— Exercise instructions —
Every line of the data below should be repeated exactly, and no picture should be copied.

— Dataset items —
::::

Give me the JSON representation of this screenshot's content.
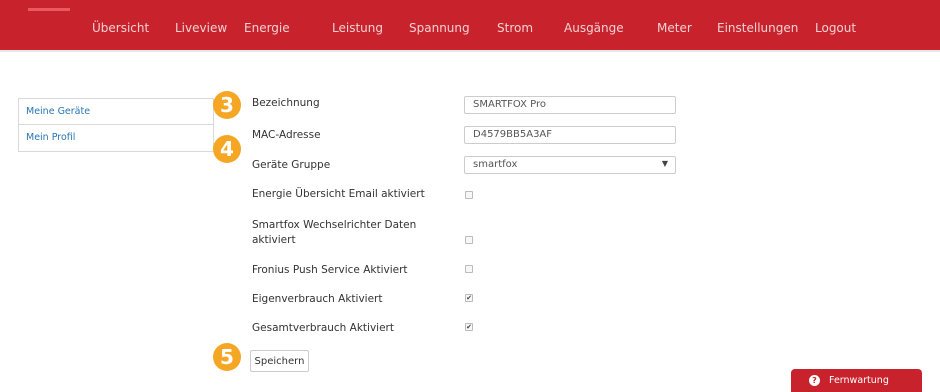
{
  "nav": {
    "items": [
      "Übersicht",
      "Liveview",
      "Energie",
      "Leistung",
      "Spannung",
      "Strom",
      "Ausgänge",
      "Meter",
      "Einstellungen",
      "Logout"
    ]
  },
  "sidebar": {
    "items": [
      "Meine Geräte",
      "Mein Profil"
    ]
  },
  "steps": [
    "3",
    "4",
    "5"
  ],
  "form": {
    "bezeichnung": {
      "label": "Bezeichnung",
      "value": "SMARTFOX Pro"
    },
    "mac": {
      "label": "MAC-Adresse",
      "value": "D4579BB5A3AF"
    },
    "gruppe": {
      "label": "Geräte Gruppe",
      "value": "smartfox"
    },
    "energie_email": {
      "label": "Energie Übersicht Email aktiviert",
      "checked": false
    },
    "wechselrichter": {
      "label": "Smartfox Wechselrichter Daten aktiviert",
      "checked": false
    },
    "fronius": {
      "label": "Fronius Push Service Aktiviert",
      "checked": false
    },
    "eigenverbrauch": {
      "label": "Eigenverbrauch Aktiviert",
      "checked": true
    },
    "gesamtverbrauch": {
      "label": "Gesamtverbrauch Aktiviert",
      "checked": true
    },
    "save_label": "Speichern",
    "check_glyph": "✔"
  },
  "remote": {
    "label": "Fernwartung",
    "icon_glyph": "?"
  },
  "colors": {
    "brand_red": "#c8232c",
    "badge_orange": "#f5a623",
    "link_blue": "#2a75b3"
  }
}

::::

— Result —
Give me the JSON representation of this screenshot's content.
{
  "nav": {
    "items": [
      "Übersicht",
      "Liveview",
      "Energie",
      "Leistung",
      "Spannung",
      "Strom",
      "Ausgänge",
      "Meter",
      "Einstellungen",
      "Logout"
    ]
  },
  "sidebar": {
    "items": [
      "Meine Geräte",
      "Mein Profil"
    ]
  },
  "steps": [
    "3",
    "4",
    "5"
  ],
  "form": {
    "bezeichnung": {
      "label": "Bezeichnung",
      "value": "SMARTFOX Pro"
    },
    "mac": {
      "label": "MAC-Adresse",
      "value": "D4579BB5A3AF"
    },
    "gruppe": {
      "label": "Geräte Gruppe",
      "value": "smartfox"
    },
    "energie_email": {
      "label": "Energie Übersicht Email aktiviert",
      "checked": false
    },
    "wechselrichter": {
      "label": "Smartfox Wechselrichter Daten aktiviert",
      "checked": false
    },
    "fronius": {
      "label": "Fronius Push Service Aktiviert",
      "checked": false
    },
    "eigenverbrauch": {
      "label": "Eigenverbrauch Aktiviert",
      "checked": true
    },
    "gesamtverbrauch": {
      "label": "Gesamtverbrauch Aktiviert",
      "checked": true
    },
    "save_label": "Speichern",
    "check_glyph": "✔"
  },
  "remote": {
    "label": "Fernwartung",
    "icon_glyph": "?"
  },
  "colors": {
    "brand_red": "#c8232c",
    "badge_orange": "#f5a623",
    "link_blue": "#2a75b3"
  }
}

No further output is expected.